A Broad View of Flooding in the Carolinas
The National Weather Service office in Raleigh offered a preliminary estimate that nearly 8 trillion gallons of rain fell on #NorthCarolina
from Sept 13 to 17, 2018. That led to catastrophic #flooding
across many parts of the state.
Before and after #HurricaneFlorence
swept through the Carolinas, the Operational Land Imager (OLI) on the #Landsat8
satellite observed several residential areas and major rivers. The image pair above shows the Trent River on July 14, 2017, and September 19, 2018. These false-color images use a combination of visible and infrared light (OLI bands 6-5-4) to make it easier to distinguish between flood waters and land.
reached an all-time high of 29 feet (8.8 meters) on September 17, more than twice the #flood
stage (the height at which the river will overflow and cause damage). Water levels decreased to 24 feet (7.3 meters) by September 20, but many homes, public buildings, and roads leading to the town of Trenton are full of standing water.

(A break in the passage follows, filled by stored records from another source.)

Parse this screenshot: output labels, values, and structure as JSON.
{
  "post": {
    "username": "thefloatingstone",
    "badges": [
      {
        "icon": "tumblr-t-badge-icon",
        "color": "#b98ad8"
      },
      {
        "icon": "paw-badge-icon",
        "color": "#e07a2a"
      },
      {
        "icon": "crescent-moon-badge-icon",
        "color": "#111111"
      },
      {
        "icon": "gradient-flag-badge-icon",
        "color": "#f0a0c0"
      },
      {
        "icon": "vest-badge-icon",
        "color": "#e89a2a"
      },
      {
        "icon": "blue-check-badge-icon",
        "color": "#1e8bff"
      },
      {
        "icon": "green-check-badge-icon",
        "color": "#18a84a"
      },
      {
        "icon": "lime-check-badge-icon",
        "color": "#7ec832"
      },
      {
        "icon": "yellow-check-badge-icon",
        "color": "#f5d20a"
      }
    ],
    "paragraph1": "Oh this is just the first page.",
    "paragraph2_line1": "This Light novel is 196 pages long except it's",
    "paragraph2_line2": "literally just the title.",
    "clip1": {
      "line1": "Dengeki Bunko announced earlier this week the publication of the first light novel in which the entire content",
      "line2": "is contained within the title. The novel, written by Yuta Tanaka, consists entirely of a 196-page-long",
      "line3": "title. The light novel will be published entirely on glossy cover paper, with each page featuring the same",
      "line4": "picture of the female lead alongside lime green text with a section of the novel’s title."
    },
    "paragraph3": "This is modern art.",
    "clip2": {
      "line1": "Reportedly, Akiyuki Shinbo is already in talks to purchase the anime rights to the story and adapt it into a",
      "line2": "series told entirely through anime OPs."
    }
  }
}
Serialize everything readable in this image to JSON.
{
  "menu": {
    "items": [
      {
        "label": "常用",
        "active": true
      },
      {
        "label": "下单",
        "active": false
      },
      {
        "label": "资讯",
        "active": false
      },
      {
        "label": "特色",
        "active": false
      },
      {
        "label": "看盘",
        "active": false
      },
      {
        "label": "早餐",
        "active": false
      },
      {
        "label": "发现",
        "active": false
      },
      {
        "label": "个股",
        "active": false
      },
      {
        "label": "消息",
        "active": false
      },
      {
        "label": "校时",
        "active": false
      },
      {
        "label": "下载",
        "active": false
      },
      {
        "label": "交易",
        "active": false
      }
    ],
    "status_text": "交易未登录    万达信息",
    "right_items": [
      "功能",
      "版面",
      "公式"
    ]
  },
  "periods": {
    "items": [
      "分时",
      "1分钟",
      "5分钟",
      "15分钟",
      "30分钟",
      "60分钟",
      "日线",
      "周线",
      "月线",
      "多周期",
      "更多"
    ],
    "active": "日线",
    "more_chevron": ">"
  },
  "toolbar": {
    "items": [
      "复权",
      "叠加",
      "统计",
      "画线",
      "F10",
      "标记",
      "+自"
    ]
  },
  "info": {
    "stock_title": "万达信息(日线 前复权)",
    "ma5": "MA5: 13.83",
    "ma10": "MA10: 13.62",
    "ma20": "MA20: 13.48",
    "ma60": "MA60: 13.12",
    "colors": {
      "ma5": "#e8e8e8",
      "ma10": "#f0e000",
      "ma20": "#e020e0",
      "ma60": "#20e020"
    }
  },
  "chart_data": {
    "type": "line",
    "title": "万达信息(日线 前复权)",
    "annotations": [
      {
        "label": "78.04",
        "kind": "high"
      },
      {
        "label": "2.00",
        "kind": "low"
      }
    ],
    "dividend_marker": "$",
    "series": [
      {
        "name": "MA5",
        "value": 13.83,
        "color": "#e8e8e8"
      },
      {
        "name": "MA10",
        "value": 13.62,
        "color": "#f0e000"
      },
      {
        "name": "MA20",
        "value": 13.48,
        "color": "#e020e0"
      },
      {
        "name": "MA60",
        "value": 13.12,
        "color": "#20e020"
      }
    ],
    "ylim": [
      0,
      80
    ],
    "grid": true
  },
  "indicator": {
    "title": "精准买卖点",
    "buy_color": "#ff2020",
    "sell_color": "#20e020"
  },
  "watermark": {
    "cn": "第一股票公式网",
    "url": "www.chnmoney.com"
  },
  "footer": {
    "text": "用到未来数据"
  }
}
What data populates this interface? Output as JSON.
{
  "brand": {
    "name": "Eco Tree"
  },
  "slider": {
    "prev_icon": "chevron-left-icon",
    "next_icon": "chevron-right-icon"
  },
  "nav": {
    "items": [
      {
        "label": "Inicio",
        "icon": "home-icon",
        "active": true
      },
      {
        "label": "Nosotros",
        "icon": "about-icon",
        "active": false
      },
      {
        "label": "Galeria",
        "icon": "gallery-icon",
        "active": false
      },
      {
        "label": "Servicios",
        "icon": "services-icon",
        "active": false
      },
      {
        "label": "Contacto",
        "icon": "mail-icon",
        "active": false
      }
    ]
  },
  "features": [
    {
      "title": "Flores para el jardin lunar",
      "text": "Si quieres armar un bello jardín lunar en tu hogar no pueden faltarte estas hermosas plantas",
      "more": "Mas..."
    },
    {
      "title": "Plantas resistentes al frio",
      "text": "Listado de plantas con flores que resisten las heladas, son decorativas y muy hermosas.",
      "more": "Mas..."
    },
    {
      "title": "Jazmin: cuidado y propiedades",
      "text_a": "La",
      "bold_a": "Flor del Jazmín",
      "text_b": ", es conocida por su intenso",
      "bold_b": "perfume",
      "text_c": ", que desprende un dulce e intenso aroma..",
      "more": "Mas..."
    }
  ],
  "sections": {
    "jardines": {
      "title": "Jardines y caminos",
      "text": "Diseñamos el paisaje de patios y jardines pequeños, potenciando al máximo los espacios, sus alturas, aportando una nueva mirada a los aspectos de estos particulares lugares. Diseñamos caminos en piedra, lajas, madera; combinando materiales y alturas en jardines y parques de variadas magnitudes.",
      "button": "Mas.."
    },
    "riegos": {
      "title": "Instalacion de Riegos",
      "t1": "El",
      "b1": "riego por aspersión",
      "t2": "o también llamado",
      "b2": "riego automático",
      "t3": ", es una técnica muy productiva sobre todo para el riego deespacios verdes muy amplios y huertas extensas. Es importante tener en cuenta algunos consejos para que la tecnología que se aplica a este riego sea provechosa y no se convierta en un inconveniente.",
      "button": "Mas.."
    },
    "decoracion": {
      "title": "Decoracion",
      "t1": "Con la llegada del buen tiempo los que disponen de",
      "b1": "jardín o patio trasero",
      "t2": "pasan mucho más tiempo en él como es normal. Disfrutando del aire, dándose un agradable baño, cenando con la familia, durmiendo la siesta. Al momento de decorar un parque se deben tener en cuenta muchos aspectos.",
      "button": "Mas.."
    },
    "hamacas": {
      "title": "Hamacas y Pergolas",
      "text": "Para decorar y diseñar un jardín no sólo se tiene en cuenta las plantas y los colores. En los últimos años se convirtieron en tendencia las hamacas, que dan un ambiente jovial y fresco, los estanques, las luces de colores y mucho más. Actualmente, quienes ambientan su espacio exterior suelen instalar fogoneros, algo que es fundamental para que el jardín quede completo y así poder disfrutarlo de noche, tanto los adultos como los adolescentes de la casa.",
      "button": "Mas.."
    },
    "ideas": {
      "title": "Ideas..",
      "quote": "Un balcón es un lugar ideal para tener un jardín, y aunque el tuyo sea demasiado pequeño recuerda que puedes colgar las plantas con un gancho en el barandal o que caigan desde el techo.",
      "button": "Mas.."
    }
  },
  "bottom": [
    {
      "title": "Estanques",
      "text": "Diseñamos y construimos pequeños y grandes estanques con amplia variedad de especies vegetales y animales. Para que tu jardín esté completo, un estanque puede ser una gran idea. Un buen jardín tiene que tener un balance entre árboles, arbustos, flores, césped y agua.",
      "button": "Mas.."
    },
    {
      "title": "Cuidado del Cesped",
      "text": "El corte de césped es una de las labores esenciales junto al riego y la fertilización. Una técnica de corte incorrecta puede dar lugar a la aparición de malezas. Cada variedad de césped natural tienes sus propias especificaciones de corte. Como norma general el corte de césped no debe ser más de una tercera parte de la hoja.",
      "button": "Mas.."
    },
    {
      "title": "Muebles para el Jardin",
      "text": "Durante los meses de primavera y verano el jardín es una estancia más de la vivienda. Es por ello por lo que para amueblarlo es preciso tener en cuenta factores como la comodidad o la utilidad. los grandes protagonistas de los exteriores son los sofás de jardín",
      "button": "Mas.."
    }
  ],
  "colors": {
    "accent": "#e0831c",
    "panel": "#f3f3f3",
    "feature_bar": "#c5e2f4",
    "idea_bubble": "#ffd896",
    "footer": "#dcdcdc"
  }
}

The Trent was one of 16 rivers that reached major flood stage in North Carolina on September 18. The majority of the rivers have started to subside but still remain in major flooding stage.
The National Weather Service reports a few rivers are still rising. The #NeuseRiver
at Kinston and a portion of the #CapeFear
River were projected to rise an additional foot by September 22.
Read more: https://go.nasa.gov/2OFKKqb